Say how many lines of the listing below include the word "watermark", with no other output.

--------------------------------------------------

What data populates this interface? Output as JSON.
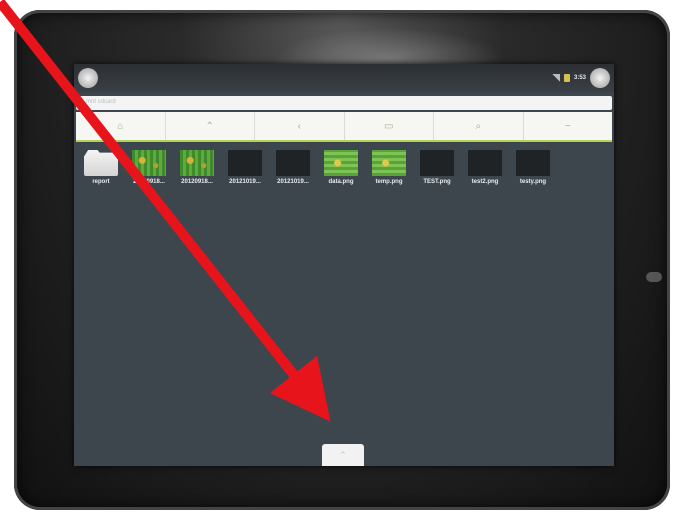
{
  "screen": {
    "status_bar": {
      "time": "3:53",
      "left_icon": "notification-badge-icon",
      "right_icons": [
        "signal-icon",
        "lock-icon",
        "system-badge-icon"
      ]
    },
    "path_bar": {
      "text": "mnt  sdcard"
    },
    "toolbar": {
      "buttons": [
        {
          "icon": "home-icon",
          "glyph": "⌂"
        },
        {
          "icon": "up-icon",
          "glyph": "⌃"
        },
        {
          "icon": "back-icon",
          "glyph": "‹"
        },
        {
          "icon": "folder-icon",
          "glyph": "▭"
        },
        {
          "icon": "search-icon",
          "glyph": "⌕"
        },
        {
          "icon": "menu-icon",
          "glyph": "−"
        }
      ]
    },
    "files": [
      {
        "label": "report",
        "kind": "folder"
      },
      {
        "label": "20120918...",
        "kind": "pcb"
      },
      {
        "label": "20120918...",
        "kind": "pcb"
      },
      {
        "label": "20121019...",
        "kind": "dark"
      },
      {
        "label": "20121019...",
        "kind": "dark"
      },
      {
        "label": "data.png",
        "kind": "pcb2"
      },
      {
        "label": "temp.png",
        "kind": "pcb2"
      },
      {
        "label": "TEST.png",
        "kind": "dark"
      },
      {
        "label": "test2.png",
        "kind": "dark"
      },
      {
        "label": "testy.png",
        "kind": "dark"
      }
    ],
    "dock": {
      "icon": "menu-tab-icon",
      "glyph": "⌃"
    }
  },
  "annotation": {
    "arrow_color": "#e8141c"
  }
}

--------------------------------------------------

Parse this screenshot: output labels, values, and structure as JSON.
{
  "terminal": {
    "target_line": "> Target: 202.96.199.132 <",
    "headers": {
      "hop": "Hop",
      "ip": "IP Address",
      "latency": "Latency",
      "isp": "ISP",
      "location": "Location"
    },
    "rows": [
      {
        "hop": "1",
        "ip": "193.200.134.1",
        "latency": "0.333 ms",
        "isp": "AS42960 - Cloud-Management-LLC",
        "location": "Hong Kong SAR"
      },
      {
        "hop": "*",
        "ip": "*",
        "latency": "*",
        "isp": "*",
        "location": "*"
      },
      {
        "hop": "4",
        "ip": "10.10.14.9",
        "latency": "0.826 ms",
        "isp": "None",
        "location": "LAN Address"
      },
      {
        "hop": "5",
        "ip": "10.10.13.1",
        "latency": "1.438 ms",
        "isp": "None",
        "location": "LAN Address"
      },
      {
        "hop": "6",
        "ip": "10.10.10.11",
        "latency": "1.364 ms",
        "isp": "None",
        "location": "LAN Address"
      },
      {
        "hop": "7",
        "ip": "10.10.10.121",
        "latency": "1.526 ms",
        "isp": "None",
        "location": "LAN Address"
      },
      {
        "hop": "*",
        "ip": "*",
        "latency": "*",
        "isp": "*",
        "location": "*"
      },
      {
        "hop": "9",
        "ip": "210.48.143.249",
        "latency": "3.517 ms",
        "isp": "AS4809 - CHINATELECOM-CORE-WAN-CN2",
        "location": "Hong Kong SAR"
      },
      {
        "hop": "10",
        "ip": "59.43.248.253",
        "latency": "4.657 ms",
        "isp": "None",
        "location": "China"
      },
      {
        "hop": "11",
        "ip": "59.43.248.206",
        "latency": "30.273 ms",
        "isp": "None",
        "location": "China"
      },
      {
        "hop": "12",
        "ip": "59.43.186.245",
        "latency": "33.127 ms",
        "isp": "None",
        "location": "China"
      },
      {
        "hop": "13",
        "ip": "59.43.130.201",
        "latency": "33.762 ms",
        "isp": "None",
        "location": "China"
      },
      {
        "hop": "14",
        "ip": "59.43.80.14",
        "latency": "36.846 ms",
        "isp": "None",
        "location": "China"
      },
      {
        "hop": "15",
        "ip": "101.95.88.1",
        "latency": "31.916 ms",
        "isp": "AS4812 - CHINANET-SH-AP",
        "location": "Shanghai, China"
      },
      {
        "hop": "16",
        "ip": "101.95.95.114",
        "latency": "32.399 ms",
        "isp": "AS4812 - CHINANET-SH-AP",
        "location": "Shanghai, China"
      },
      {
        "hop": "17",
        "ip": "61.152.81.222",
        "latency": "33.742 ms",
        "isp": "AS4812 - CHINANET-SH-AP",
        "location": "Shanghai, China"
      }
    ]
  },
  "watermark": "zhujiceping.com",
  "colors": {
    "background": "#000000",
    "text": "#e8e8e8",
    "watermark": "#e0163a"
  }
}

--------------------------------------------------

**WRITTEN ANSWER:** 2